Tyson To Phase Out Human Antibiotics From U.S Broiler Chicken Flocks

This is an archived article and the information in the article may be outdated. Please look at the time stamp on the story to see when it was last updated.

SPRINGDALE (KFSM) - Tyson Foods announced on Tuesday (April 28) that it would phase out human antibiotics from its U.S. broiler chicken flocks by the end of September 2017.

"The company will report annually on its progress, beginning with its fiscal 2015 Sustainability Report," Tyson wrote in a news release.

Tyson said it has already stopped using antibiotics in its 35 broiler hatcheries and requires a veterinary prescription for antibiotics used on broiler farms. In addition to that, Tyson announced it reduced human antibiotics used to treat broiler chickens by more than 80 percent since 2011.

"Antibiotic resistant infections are a global health concern," said Donnie Smith, president and CEO of Tyson Foods. "We're confident our meat and poultry products are safe but want to do our part to responsibly reduce human antibiotics on the farm so these medicines can continue working when they're needed to treat illness."

He continued, "Given the progress we've already made reducing antibiotics in our broilers, we believe it's realistic to shoot for zero by the end of our 2017 fiscal year."

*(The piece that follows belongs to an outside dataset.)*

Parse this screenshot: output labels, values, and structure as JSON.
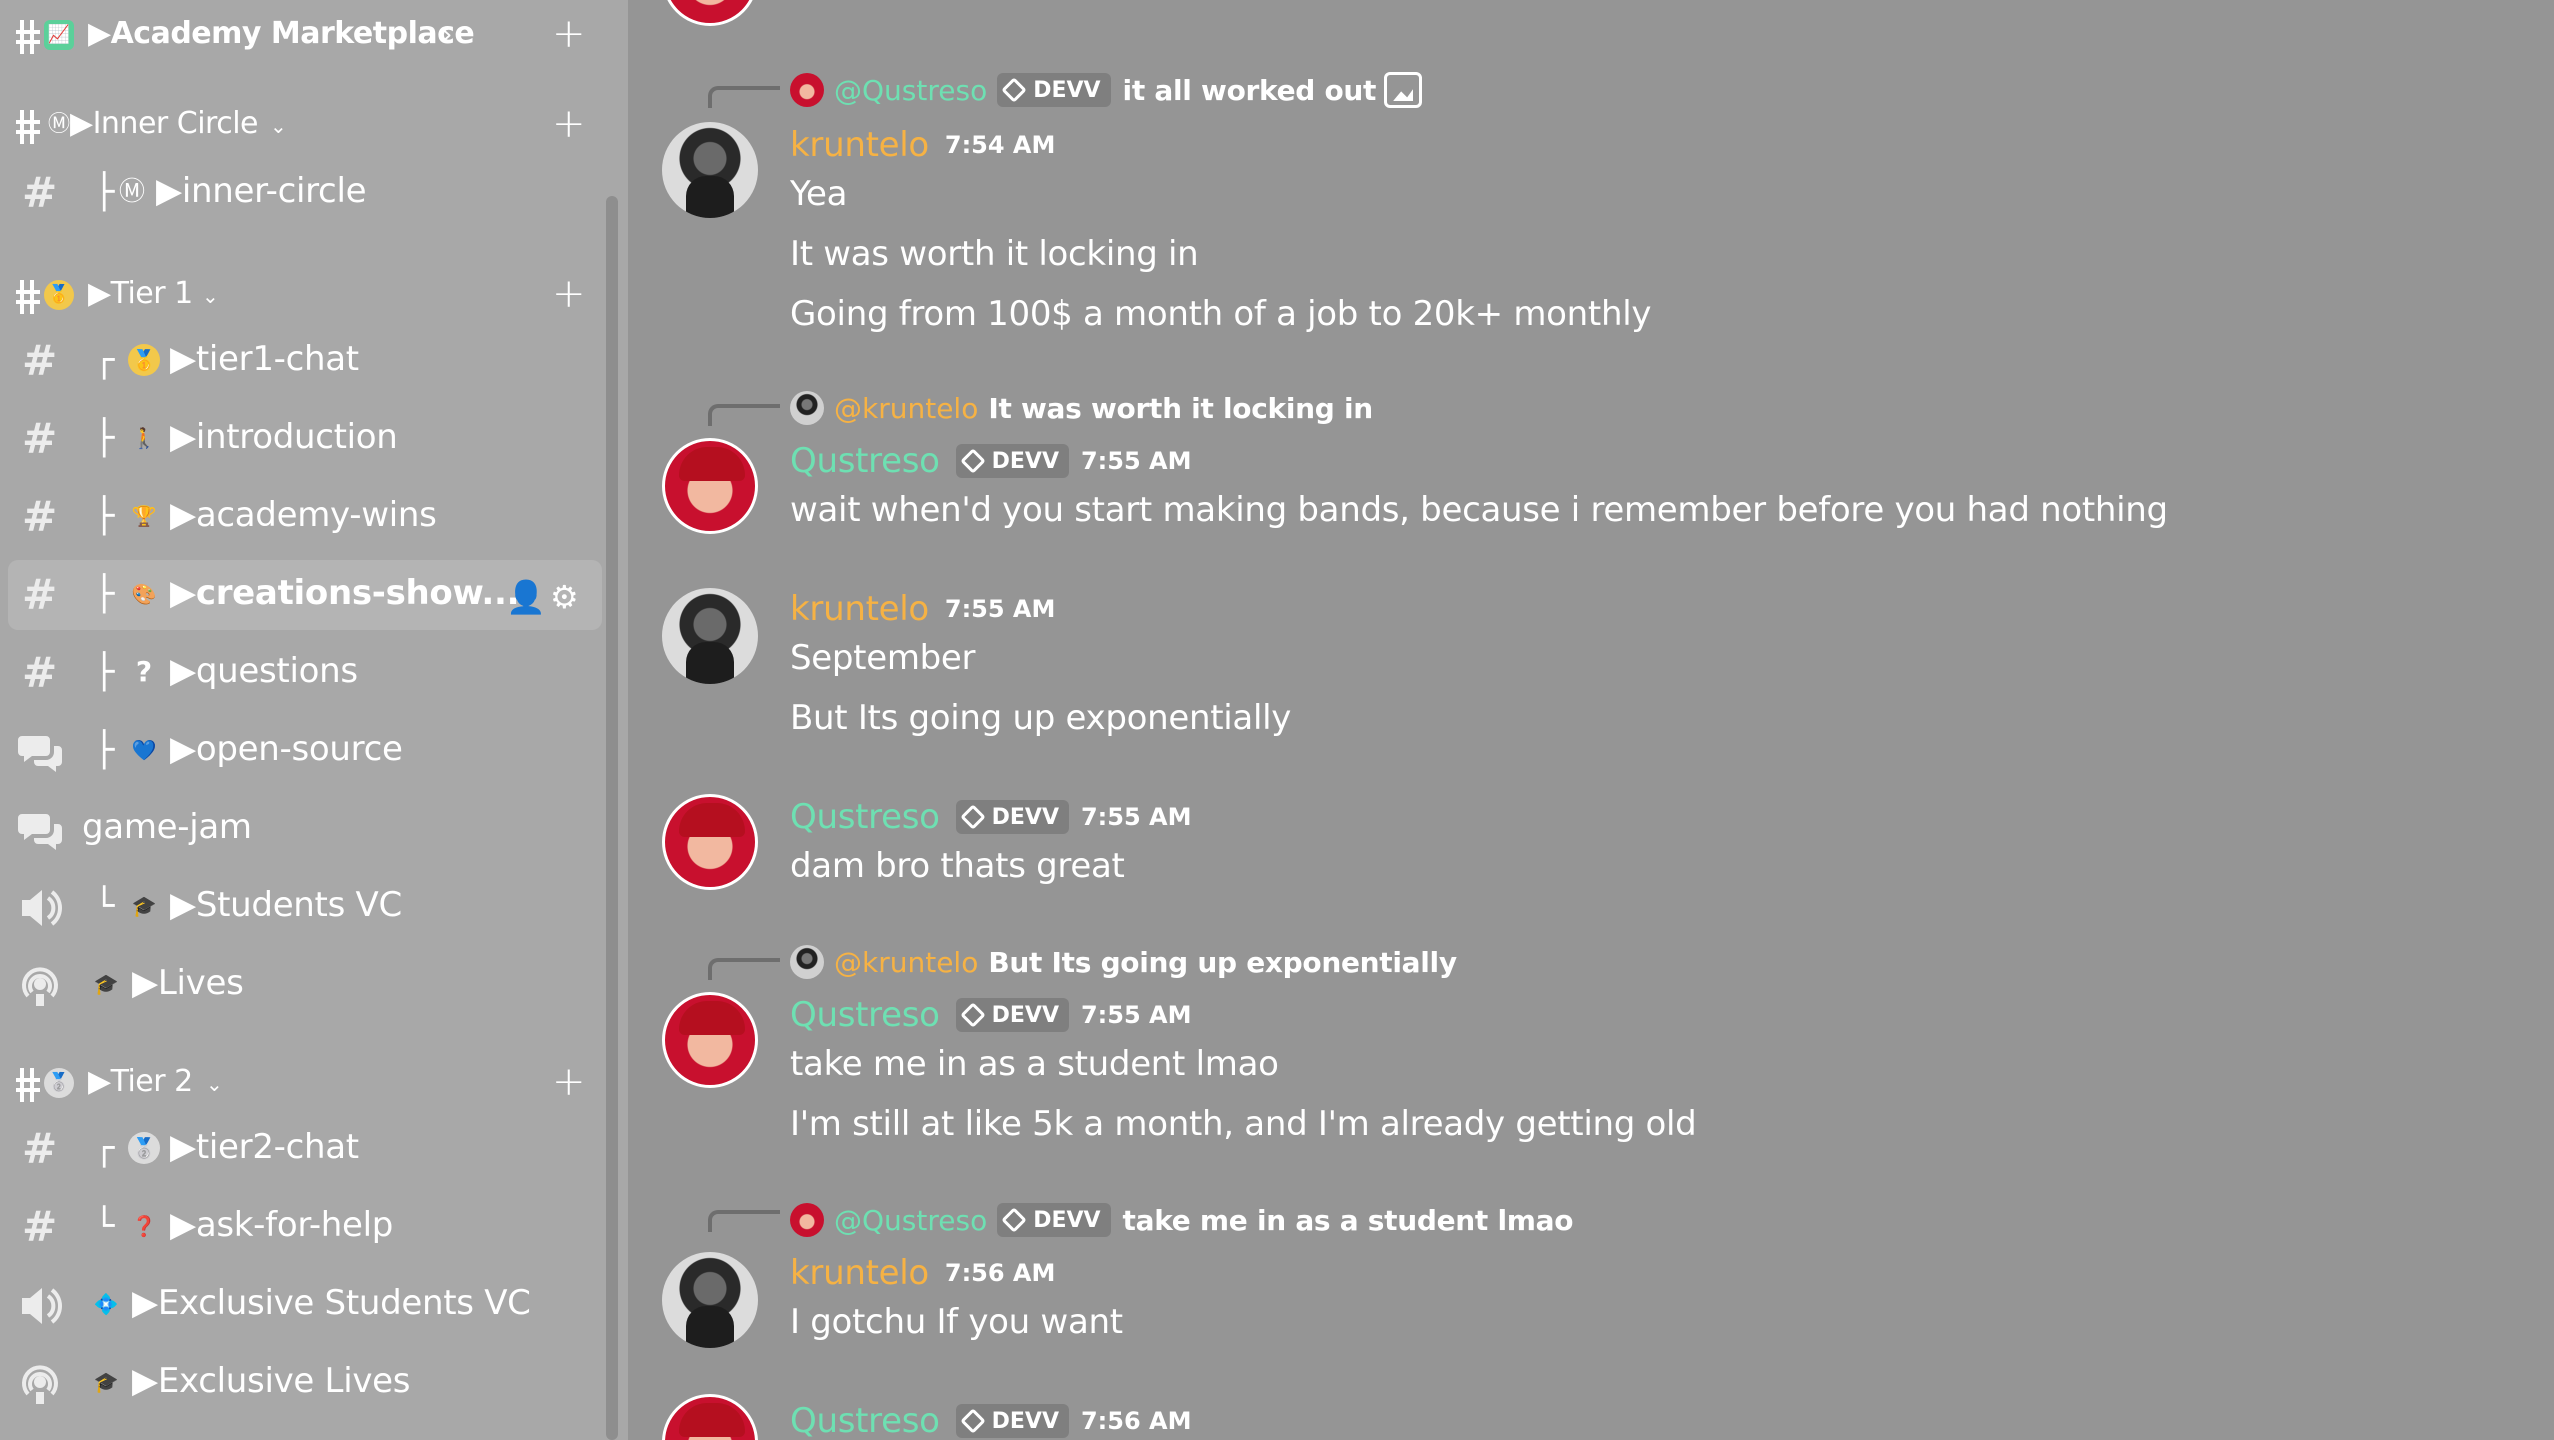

Smith said the announcement to phase out human antibiotics from its U.S. broiler chicken flocks by the end of September 2017 will not "materially affect the company's financial performance."